- congestion – the type of congestion is not clear (nasal, liver, sinus, pulmonary…).
- Pain – the type of pain is not clear.
- MI – it is not clear whether MI stands for myocardial infarction or mitral incompetence.
In such cases, we advise requesting clarifications directly from the reporter. If the clarifications are not exhaustive, it is advised to consult the “MedDRA Points to Consider” document, as it contains many useful examples grouped by type coding errors.
Another common error type in the narrative is an inconsistency between key information present in the case narrative but missing from the structured database fields.
It is crucial that all information in the narrative is correctly captured and coded in the relevant structured fields. This approach allows pharmacovigilance professionals to assess the cases quickly and facilitate consistent data retrieval.
A way to avoid inconsistencies is to use the auto-narrative function of the safety database.
Moreover, personnel who works on case narrative should have a good knowledge of the English language and should also turn on spell check in their text editor while they are writing the case narrative.
Finally, it is important to involve a second person to perform Quality Control.
Missing or inconsistent medical assessment
Clinical medical assessment of cases is a vital integrated process that is performed in order to identify a diagnosis, ensure that diagnostic procedures have been carried out, identify suspect drugs and consider alternative causes of adverse events.
Therefore, clinical medical assessment should always be consistent and complete.
How to Achieve Quality Case Processing
Case processing is a vital activity that serves as a base for decision-making in pharmacovigilance.
If it is performed with precision, it allows the pharmacovigilance team to analyse the safety data correctly and take corrective actions in a timely manner, making sure that the drug benefits the patients in the best possible way.
There are several strategies that can help to increase the quality of case processing:
- clear written Standard Operating Procedures.
- Additional trainings for personnel who may receive or process safety reports (e.g. clinical development, sales, medical information, legal, quality control).
- Clear and well-designed safety data collection forms.
- Quality Control performed by a second person of all data entered in the database.
- Periodic checks on random samples of cases entered in the database.
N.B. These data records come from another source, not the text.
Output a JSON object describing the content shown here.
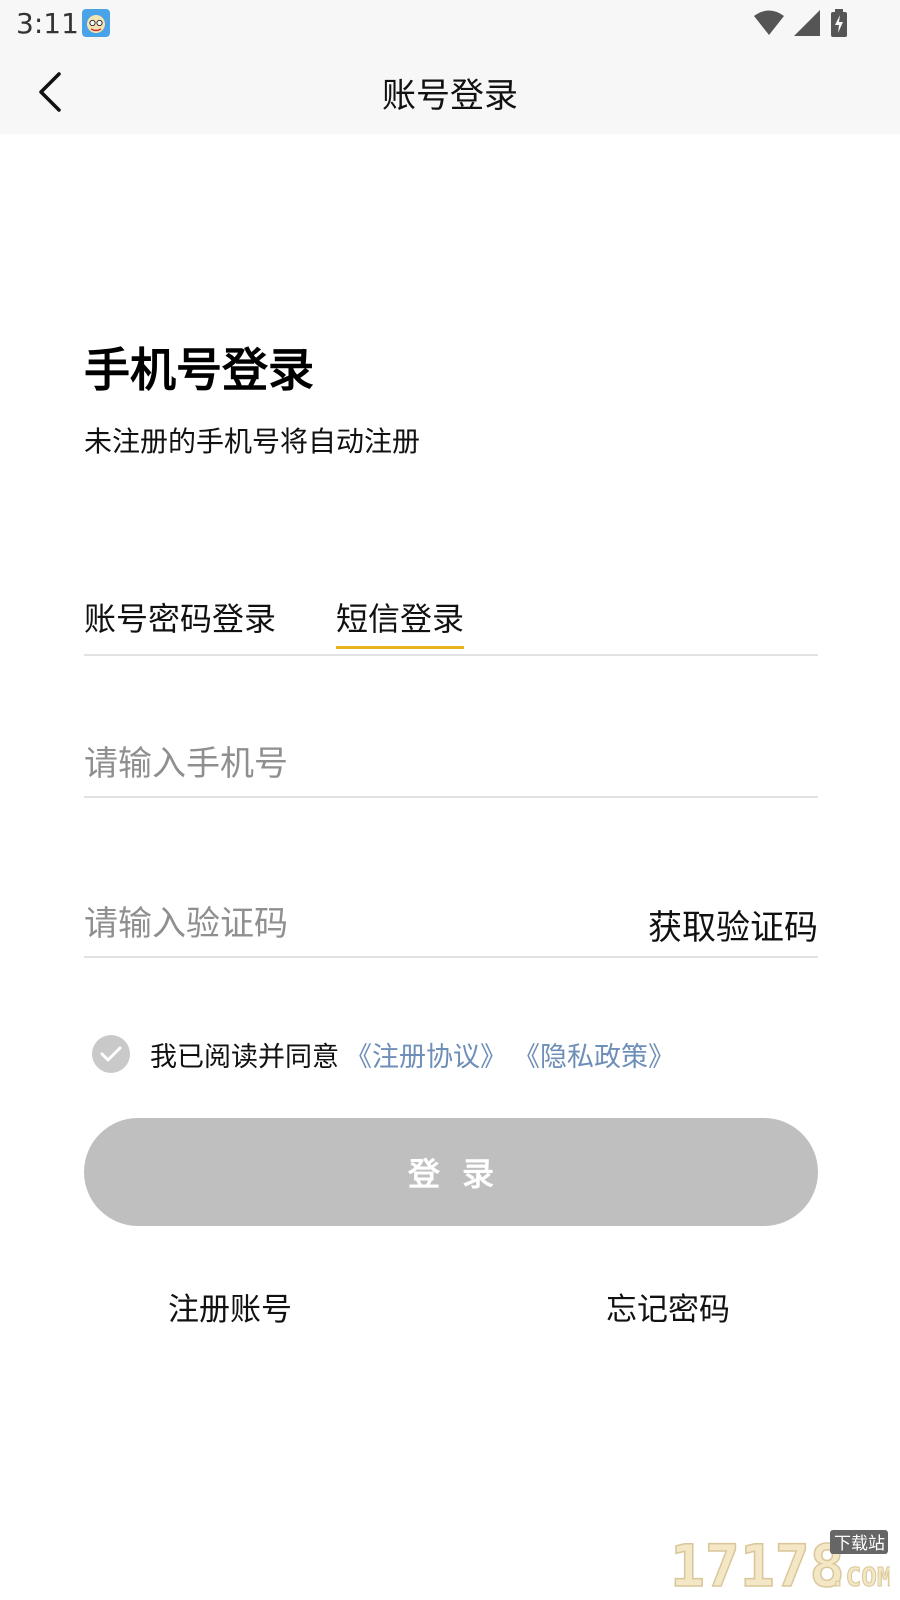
{
  "status_bar": {
    "time": "3:11",
    "icons": [
      "app-avatar-icon",
      "wifi-icon",
      "signal-icon",
      "battery-charging-icon"
    ]
  },
  "header": {
    "back_icon": "chevron-left-icon",
    "title": "账号登录"
  },
  "login": {
    "heading": "手机号登录",
    "subtitle": "未注册的手机号将自动注册",
    "tabs": [
      {
        "label": "账号密码登录",
        "active": false
      },
      {
        "label": "短信登录",
        "active": true
      }
    ],
    "phone_placeholder": "请输入手机号",
    "code_placeholder": "请输入验证码",
    "get_code_label": "获取验证码",
    "agreement": {
      "checked": true,
      "text": "我已阅读并同意",
      "terms_link": "《注册协议》",
      "privacy_link": "《隐私政策》"
    },
    "login_button_label": "登录",
    "register_link": "注册账号",
    "forgot_link": "忘记密码"
  },
  "watermark": {
    "text": "17178",
    "badge": "下载站",
    "suffix": ".COM"
  },
  "colors": {
    "accent_underline": "#e8b21c",
    "link": "#6f8fb8",
    "button_disabled": "#bfbfbf",
    "bar_background": "#f7f7f7"
  }
}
This can be either a complete check or a check of the selected critical fields.
- KPIs monitoring and CAPAs in case of deviations.
How can we support your pharmacovigilance operations?
As Arithmos, we offer both Business Services for Pharmacovigilance and Safety domain and Pharmacovigilance Technology Solutions.
seQure is the business unit of Arithmos, related to Regulatory Compliance and Consulting Services.
We provide Pharmacovigilance services to our customers to support their Pharmacovigilance processes and ensure business continuity.
With seQure Pharmacovigilance services, we provide a complete portfolio of drug safety and risk management services ranging from case processing and reporting of Individual Case Safety Reports (ICSRs) and Serious Adverse Events (SAEs) to the collection, monitoring, assessment, and analysis of drug safety information and the detection of new safety concerns.
We support pharmaceutical companies and biotech’s with a full suite of services, including acting QPPV and deputy QPPV for pharmacovigilance in the EU.
Our professionals are well qualified to cover the role of Local Safety Officer/ Local Contact Person for Pharmacovigilance and to liaise with local authorities on behalf of our customers.
The right safety database offers solutions to multiple challenges that a pharmacovigilance team faces. We have a proven track record in defining user requirements and choosing a fit-for-purpose pharmacovigilance system, database and reporting system within a compliance strategy.
Are you looking for support with your pharmacovigilance operations? Discover our services and contact us here below!